In some cases, the acquired company will remain independent from the parent company, which means that payroll systems and employer reference numbers also remain separate. In others, there will be a wholesale coming together of the two companies, which generates much more complexity.

In the latter situation, it will be necessary to speak to the relevant tax authorities as early as possible about the process of transferring employees over to the new payroll in order to ensure their income tax and social security contributions are not affected.     

Data protection

Another core part of the due diligence process is ensuring that the acquiring company complies with the vendor’s data privacy policies and obligations, a situation that will become increasingly important when the new General Data Protection Regulation comes into force on 25 May 2018. 

Both parties are likely to exchange significant amounts of employee and customer information, both while preparing for, and implementing, the deal. In fact, keeping on top of employee data is critical for payroll teams throughout the process in order to understand the nature of the workforce, pay structures and benefit challenges, and also to prepare for the necessary integration work.

Cross-border mergers

Cross-border M&As can spark even more legal and compliance issues for payroll teams due to differences in national employment practices and legislation. For example, workplaces in France and Germany are heavily unionised, which means that extensive consultations are required ahead of any deal.

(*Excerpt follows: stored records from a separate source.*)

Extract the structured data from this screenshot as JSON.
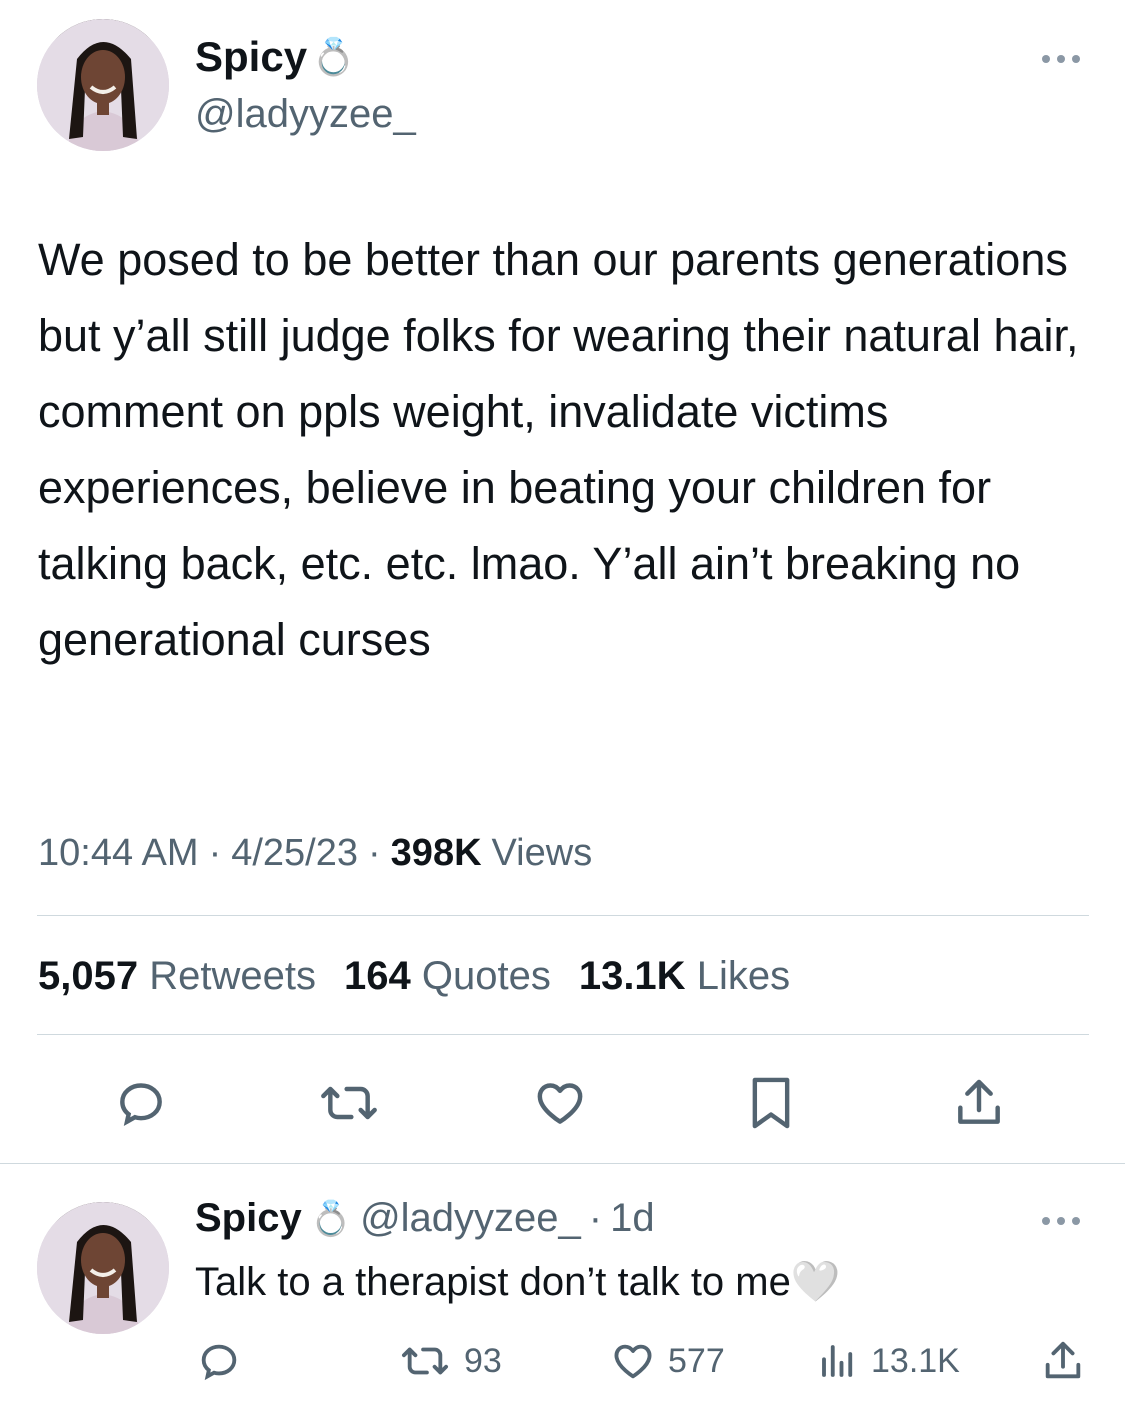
{
  "main_tweet": {
    "author": {
      "display_name": "Spicy",
      "name_emoji": "💍",
      "handle": "@ladyyzee_"
    },
    "more_icon": "more-horizontal-icon",
    "text": "We posed to be better than our parents generations but y’all still judge folks for wearing their natural hair, comment on ppls weight, invalidate victims experiences, believe in beating your children for talking back, etc. etc. lmao. Y’all ain’t breaking no generational curses",
    "time": "10:44 AM",
    "date": "4/25/23",
    "views_count": "398K",
    "views_label": "Views",
    "stats": {
      "retweets_count": "5,057",
      "retweets_label": "Retweets",
      "quotes_count": "164",
      "quotes_label": "Quotes",
      "likes_count": "13.1K",
      "likes_label": "Likes"
    },
    "actions": [
      "reply-icon",
      "retweet-icon",
      "like-icon",
      "bookmark-icon",
      "share-icon"
    ]
  },
  "reply_tweet": {
    "author": {
      "display_name": "Spicy",
      "name_emoji": "💍",
      "handle": "@ladyyzee_",
      "separator": "·",
      "age": "1d"
    },
    "text": "Talk to a therapist don’t talk to me",
    "text_emoji": "🤍",
    "actions": {
      "reply_count": "",
      "retweet_count": "93",
      "like_count": "577",
      "views_count": "13.1K"
    }
  },
  "colors": {
    "text_primary": "#0f1419",
    "text_secondary": "#536471",
    "divider": "#cfd9de"
  }
}
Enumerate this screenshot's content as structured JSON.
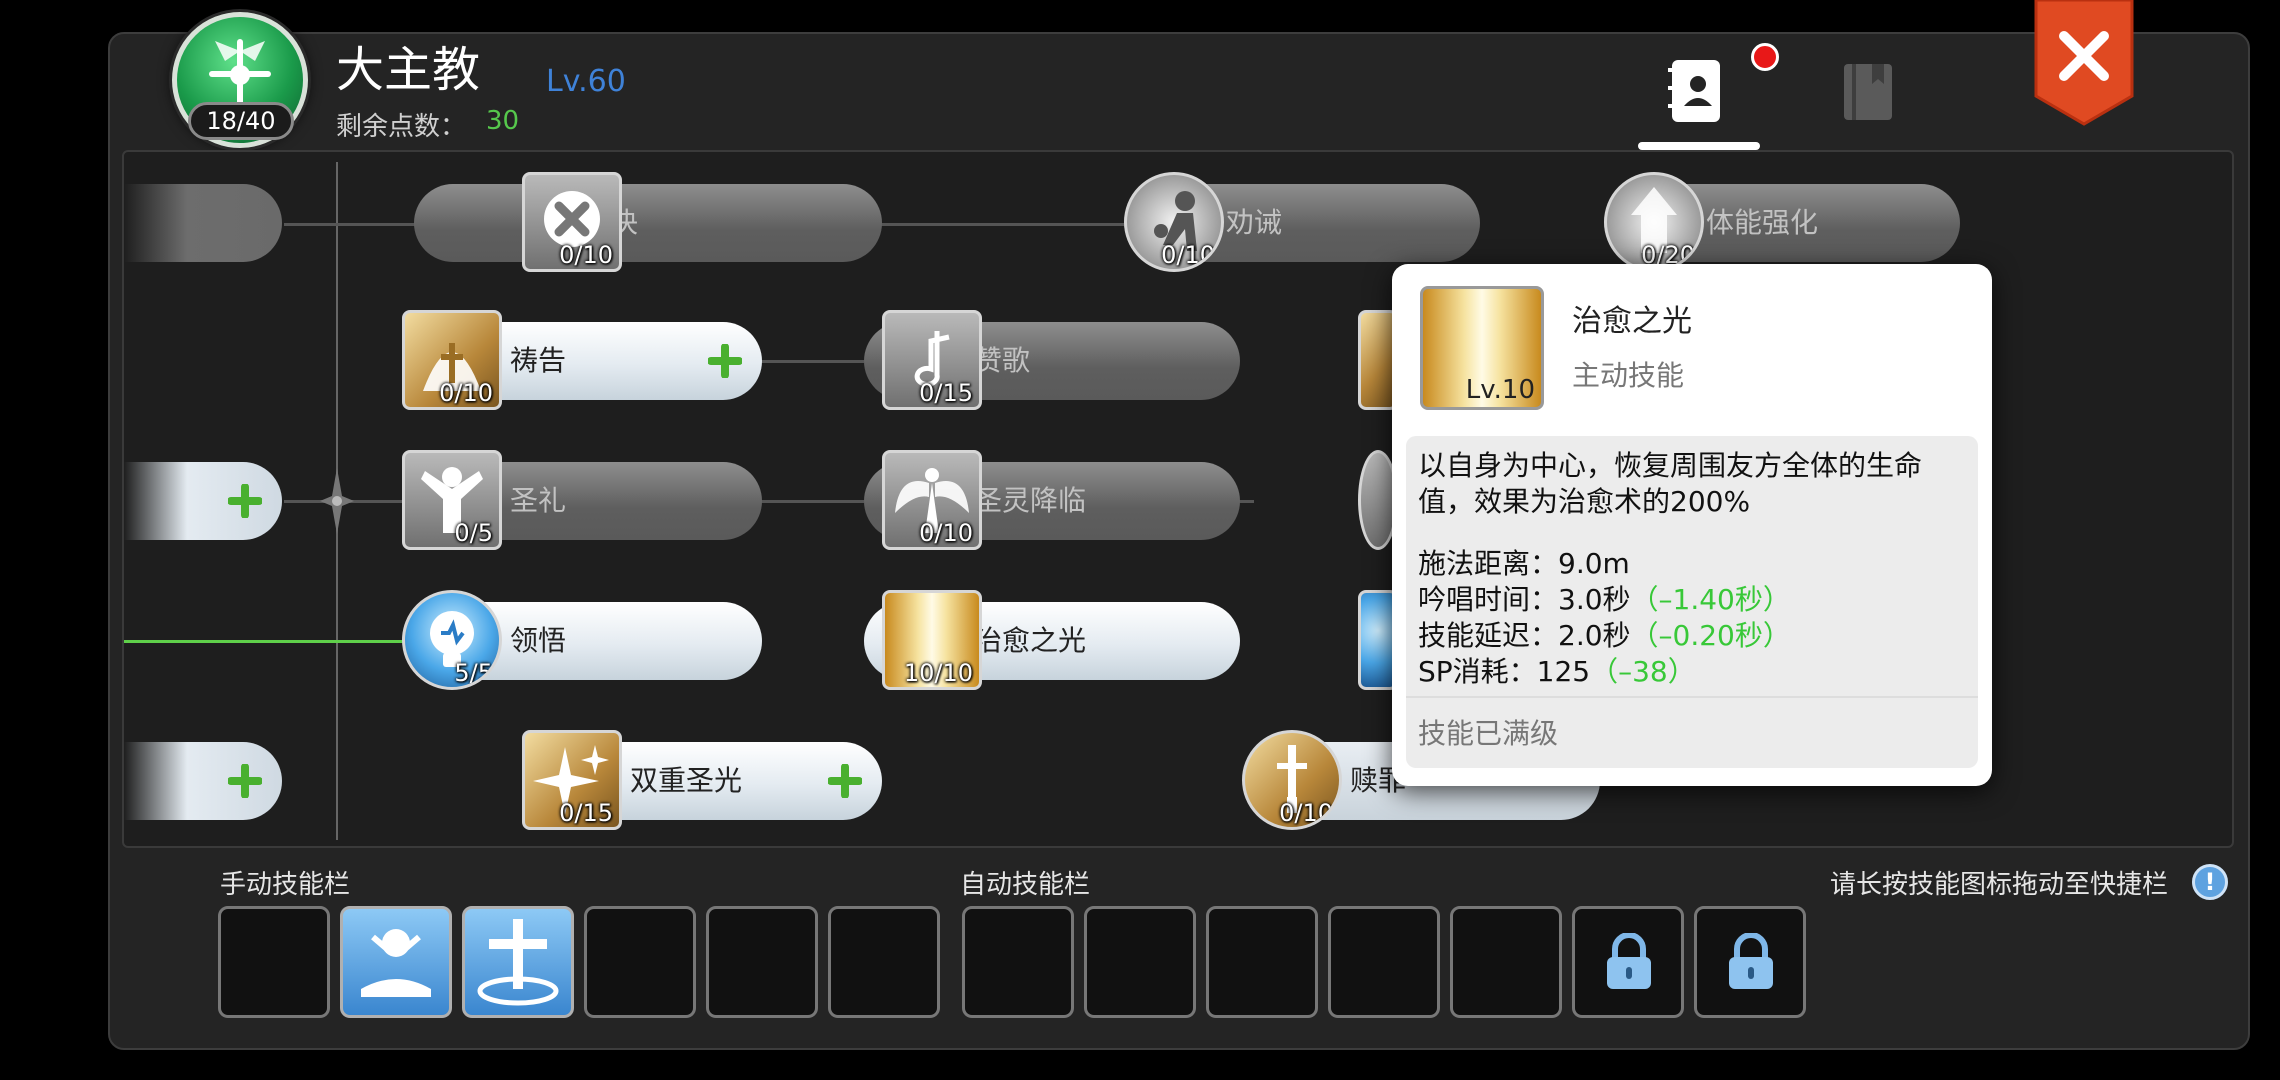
{
  "header": {
    "class_name": "大主教",
    "level": "Lv.60",
    "skill_points_label": "剩余点数：",
    "skill_points_value": "30",
    "points_used": "18/40"
  },
  "skills": [
    {
      "name": "否决",
      "count": "0/10",
      "state": "locked"
    },
    {
      "name": "劝诫",
      "count": "0/10",
      "state": "locked"
    },
    {
      "name": "体能强化",
      "count": "0/20",
      "state": "locked"
    },
    {
      "name": "祷告",
      "count": "0/10",
      "state": "available"
    },
    {
      "name": "赞歌",
      "count": "0/15",
      "state": "locked"
    },
    {
      "name": "圣礼",
      "count": "0/5",
      "state": "locked"
    },
    {
      "name": "圣灵降临",
      "count": "0/10",
      "state": "locked"
    },
    {
      "name": "领悟",
      "count": "5/5",
      "state": "learned"
    },
    {
      "name": "治愈之光",
      "count": "10/10",
      "state": "learned"
    },
    {
      "name": "双重圣光",
      "count": "0/15",
      "state": "available"
    },
    {
      "name": "赎罪",
      "count": "0/10",
      "state": "locked"
    }
  ],
  "tooltip": {
    "name": "治愈之光",
    "level": "Lv.10",
    "type": "主动技能",
    "description": "以自身为中心，恢复周围友方全体的生命值，效果为治愈术的200%",
    "stats": [
      {
        "label": "施法距离：9.0m",
        "bonus": ""
      },
      {
        "label": "吟唱时间：3.0秒",
        "bonus": "（–1.40秒）"
      },
      {
        "label": "技能延迟：2.0秒",
        "bonus": "（–0.20秒）"
      },
      {
        "label": "SP消耗：125",
        "bonus": "（–38）"
      }
    ],
    "status": "技能已满级"
  },
  "bars": {
    "manual_label": "手动技能栏",
    "auto_label": "自动技能栏",
    "hint": "请长按技能图标拖动至快捷栏",
    "hint_icon": "!"
  },
  "colors": {
    "level": "#3f82d8",
    "points": "#56c84c",
    "bonus": "#38c838",
    "notification": "#e81818",
    "close": "#e04a22"
  }
}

As a result, before the arrangement is finalised, it makes sense to undertake a thorough review of potential risks and develop a well-thought out strategy to avoid unforeseen problems and reduce the chance of failure. 

Systems and technology

Being able to successfully integrate your payroll and HR systems will be critical to the success of the deal. The goal is to ensure staff can continue to access their pay and benefits details seamlessly throughout the duration of the M&A activity.

Recent research by Ernst & Young (EY) described IT as “the lynchpin of success” for M&As. Being able to identify and analyse any potential challenges early is essential to ensure systems can be integrated successfully and potential risks can be identified and mitigated. 

This means that payroll professionals need to work closely with their IT colleagues to identify which technology, systems and processes need to be retained, merged or scrapped. The integration work itself then needs to take place quickly in order to avoid any downtime in terms of payroll service delivery.

The potential value of external expertise

The complexity of this integration process means that many companies choose to work with HR and payroll service providers. According to EY, third party consultants are most useful during the initial phases of integrating the systems and processes of back-office functions such as HR, finance and IT. This is particularly true if organisations are working across borders due to the large amounts of legislation and processes that need to be navigated.

Conclusion

As M&As have so many moving parts, it is critical to involve payroll from the outset in order to fully understand the implications. Payroll professionals need to be able to plan and prepare as early on in the process as possible and be confident that their needs and concerns will be taken into account at the highest level of the organisation. After all, being able to reward staff accurately and efficiently is fundamental to completing the deal smoothly and ensuring its long-term success.

 Melanie Robinson 

Melanie Robinson is senior director of HR sales & marketing at ADP. She joined the company in October 2007 to support the growth of its sales & marketing business and has been involved in many global projects and business process improvement initiatives since. Melanie, who is a Fellow of the Chartered Institute of Personnel & Development and holds an MSc in Human Resource Management, has 20 years’ experience in HR, predominantly within the engineering sector.